Availability of data and materials
The data that support the findings of this study are available from Mesoblast Ltd. but restrictions apply to the availability of these data, which were used under license for the current study, and so are not publicly available. Data are, however, available from the authors upon reasonable request and with permission of Mesoblast Ltd.

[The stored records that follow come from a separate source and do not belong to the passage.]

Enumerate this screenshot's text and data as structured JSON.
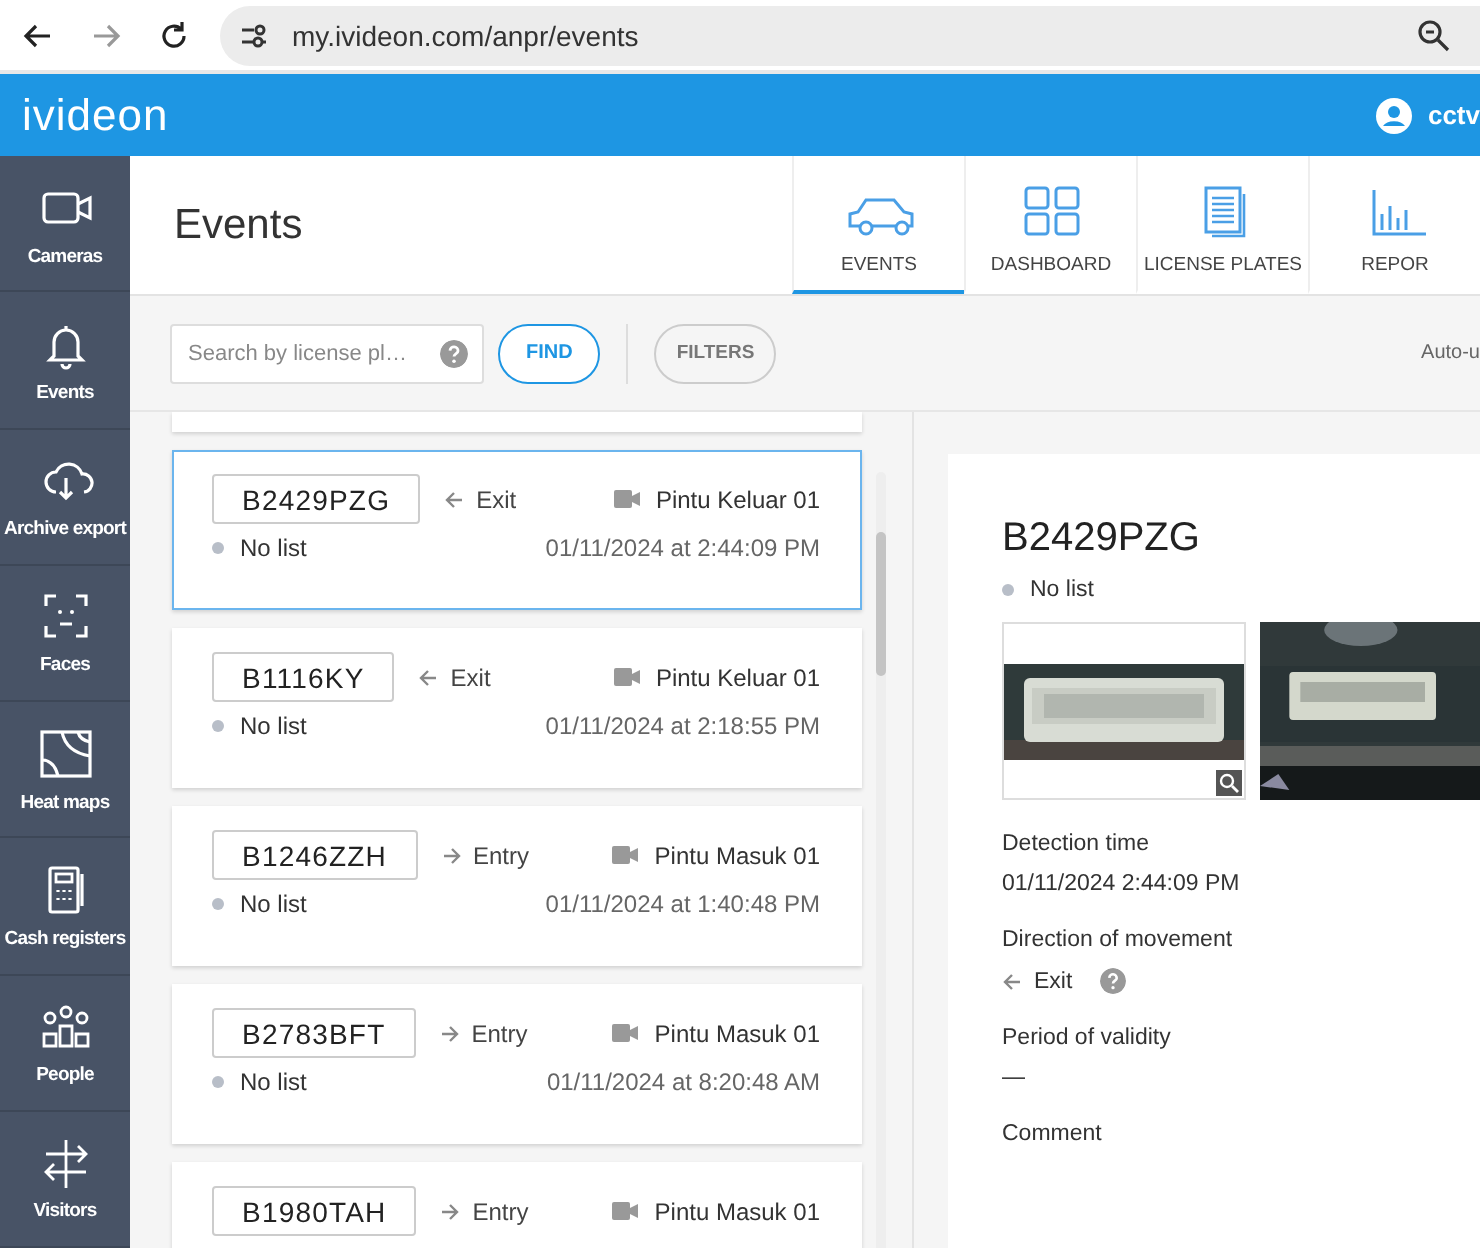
{
  "browser": {
    "url": "my.ivideon.com/anpr/events"
  },
  "header": {
    "logo": "ivideon",
    "user": "cctv"
  },
  "sidebar": {
    "items": [
      {
        "label": "Cameras",
        "kind": "camera"
      },
      {
        "label": "Events",
        "kind": "bell"
      },
      {
        "label": "Archive export",
        "kind": "cloud"
      },
      {
        "label": "Faces",
        "kind": "face"
      },
      {
        "label": "Heat maps",
        "kind": "heatmap"
      },
      {
        "label": "Cash registers",
        "kind": "register"
      },
      {
        "label": "People",
        "kind": "people"
      },
      {
        "label": "Visitors",
        "kind": "visitors"
      }
    ]
  },
  "page": {
    "title": "Events",
    "tabs": [
      {
        "label": "EVENTS",
        "kind": "car",
        "selected": true
      },
      {
        "label": "DASHBOARD",
        "kind": "grid",
        "selected": false
      },
      {
        "label": "LICENSE PLATES",
        "kind": "doc",
        "selected": false
      },
      {
        "label": "REPOR",
        "kind": "chart",
        "selected": false
      }
    ]
  },
  "toolbar": {
    "search": {
      "placeholder": "Search by license pl…"
    },
    "find": "FIND",
    "filters": "FILTERS",
    "auto": "Auto-u"
  },
  "events": [
    {
      "plate": "B2429PZG",
      "kind": "exit",
      "direction": "Exit",
      "camera": "Pintu Keluar 01",
      "list": "No list",
      "time": "01/11/2024 at 2:44:09 PM",
      "selected": true
    },
    {
      "plate": "B1116KY",
      "kind": "exit",
      "direction": "Exit",
      "camera": "Pintu Keluar 01",
      "list": "No list",
      "time": "01/11/2024 at 2:18:55 PM",
      "selected": false
    },
    {
      "plate": "B1246ZZH",
      "kind": "entry",
      "direction": "Entry",
      "camera": "Pintu Masuk 01",
      "list": "No list",
      "time": "01/11/2024 at 1:40:48 PM",
      "selected": false
    },
    {
      "plate": "B2783BFT",
      "kind": "entry",
      "direction": "Entry",
      "camera": "Pintu Masuk 01",
      "list": "No list",
      "time": "01/11/2024 at 8:20:48 AM",
      "selected": false
    },
    {
      "plate": "B1980TAH",
      "kind": "entry",
      "direction": "Entry",
      "camera": "Pintu Masuk 01",
      "selected": false
    }
  ],
  "detail": {
    "plate": "B2429PZG",
    "list": "No list",
    "fields": [
      {
        "label": "Detection time",
        "value": "01/11/2024 2:44:09 PM"
      },
      {
        "label": "Direction of movement",
        "value": "Exit",
        "kind": "exit"
      },
      {
        "label": "Period of validity",
        "value": "—"
      },
      {
        "label": "Comment"
      }
    ]
  }
}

AA and LMD contributed equally to this manuscript. AA, LMD and EAW participated in the acquisition of data, analysis and interpretation of data and writing of the manuscript. CK participated in the acquisition of data, analysis and interpretation of data. JVH and BAB contributed to the analysis and interpretation of data. WGK and SRB participated in the study design, acquisition of data, analysis and interpretation of data, and writing of the manuscript. PG and SI contributed to the study design and interpretation of data. All authors read and approved the final manuscript for publication.
PG is a consultant to Mesoblast Ltd but does not own stock in the company. SI is an employee of Mesoblast Ltd, who owns stock and has commercial interests in the therapeutic applications of MPC in rheumatic diseases. The other authors have no competing interests.
Consent for publication
The Animal Ethics Committee of the University of Melbourne approved all experimental animal procedures and sample collections.
About this article
Cite this article
Abdalmula, A., Dooley, L.M., Kaufman, C. et al. Immunoselected STRO-3+ mesenchymal precursor cells reduce inflammation and improve clinical outcomes in a large animal model of monoarthritis. Stem Cell Res Ther 8, 22 (2017). https://doi.org/10.1186/s13287-016-0460-7
- Animal model
- Collagen-induced arthritis
- Mesenchymal stem cells